**About this task:** Look through the material below for "icon". Copy every line that contains it.

**********

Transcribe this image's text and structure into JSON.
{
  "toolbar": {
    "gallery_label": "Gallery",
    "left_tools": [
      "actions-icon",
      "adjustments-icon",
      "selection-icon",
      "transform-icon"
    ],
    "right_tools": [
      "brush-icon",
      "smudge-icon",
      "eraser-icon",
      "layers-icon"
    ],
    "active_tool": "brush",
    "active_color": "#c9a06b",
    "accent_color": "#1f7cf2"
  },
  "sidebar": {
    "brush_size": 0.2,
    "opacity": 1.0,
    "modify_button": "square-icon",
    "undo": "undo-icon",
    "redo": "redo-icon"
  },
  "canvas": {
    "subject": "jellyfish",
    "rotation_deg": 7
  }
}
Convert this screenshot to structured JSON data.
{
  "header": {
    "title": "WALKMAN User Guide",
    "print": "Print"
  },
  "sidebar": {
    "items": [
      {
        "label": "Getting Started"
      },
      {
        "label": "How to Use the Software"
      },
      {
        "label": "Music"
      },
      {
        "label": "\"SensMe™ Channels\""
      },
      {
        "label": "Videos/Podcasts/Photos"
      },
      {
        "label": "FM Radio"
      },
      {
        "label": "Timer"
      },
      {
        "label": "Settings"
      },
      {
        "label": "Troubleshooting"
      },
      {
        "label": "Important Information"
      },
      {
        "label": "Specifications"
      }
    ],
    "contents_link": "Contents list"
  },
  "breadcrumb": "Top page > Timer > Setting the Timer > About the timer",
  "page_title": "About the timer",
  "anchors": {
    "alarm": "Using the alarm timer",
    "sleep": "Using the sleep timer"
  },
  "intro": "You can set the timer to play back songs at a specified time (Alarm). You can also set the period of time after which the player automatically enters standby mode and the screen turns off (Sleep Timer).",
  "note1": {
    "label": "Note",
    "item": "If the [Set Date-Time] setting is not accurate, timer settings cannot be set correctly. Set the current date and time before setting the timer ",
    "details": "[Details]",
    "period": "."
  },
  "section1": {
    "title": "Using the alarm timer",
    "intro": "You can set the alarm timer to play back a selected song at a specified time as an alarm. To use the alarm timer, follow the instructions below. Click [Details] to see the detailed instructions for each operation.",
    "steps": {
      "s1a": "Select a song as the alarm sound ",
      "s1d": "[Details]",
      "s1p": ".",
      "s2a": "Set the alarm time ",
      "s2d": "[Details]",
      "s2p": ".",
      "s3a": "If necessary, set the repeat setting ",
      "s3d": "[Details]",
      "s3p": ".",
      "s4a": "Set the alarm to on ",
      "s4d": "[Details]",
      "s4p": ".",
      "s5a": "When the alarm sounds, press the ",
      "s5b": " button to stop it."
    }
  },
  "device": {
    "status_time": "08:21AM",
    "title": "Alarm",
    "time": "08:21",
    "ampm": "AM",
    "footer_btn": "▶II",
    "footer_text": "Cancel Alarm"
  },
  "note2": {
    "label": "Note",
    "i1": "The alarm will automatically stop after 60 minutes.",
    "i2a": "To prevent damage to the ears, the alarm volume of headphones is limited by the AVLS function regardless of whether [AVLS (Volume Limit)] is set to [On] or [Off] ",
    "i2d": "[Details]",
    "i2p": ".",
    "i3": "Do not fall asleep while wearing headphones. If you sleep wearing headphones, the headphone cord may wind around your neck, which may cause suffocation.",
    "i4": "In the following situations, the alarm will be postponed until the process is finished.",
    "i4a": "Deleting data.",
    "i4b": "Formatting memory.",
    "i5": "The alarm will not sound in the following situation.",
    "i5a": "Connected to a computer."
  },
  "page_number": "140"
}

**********

**Expected answer:**
      "actions-icon",
      "adjustments-icon",
      "selection-icon",
      "transform-icon"
      "brush-icon",
      "smudge-icon",
      "eraser-icon",
      "layers-icon"
    "modify_button": "square-icon",
    "undo": "undo-icon",
    "redo": "redo-icon"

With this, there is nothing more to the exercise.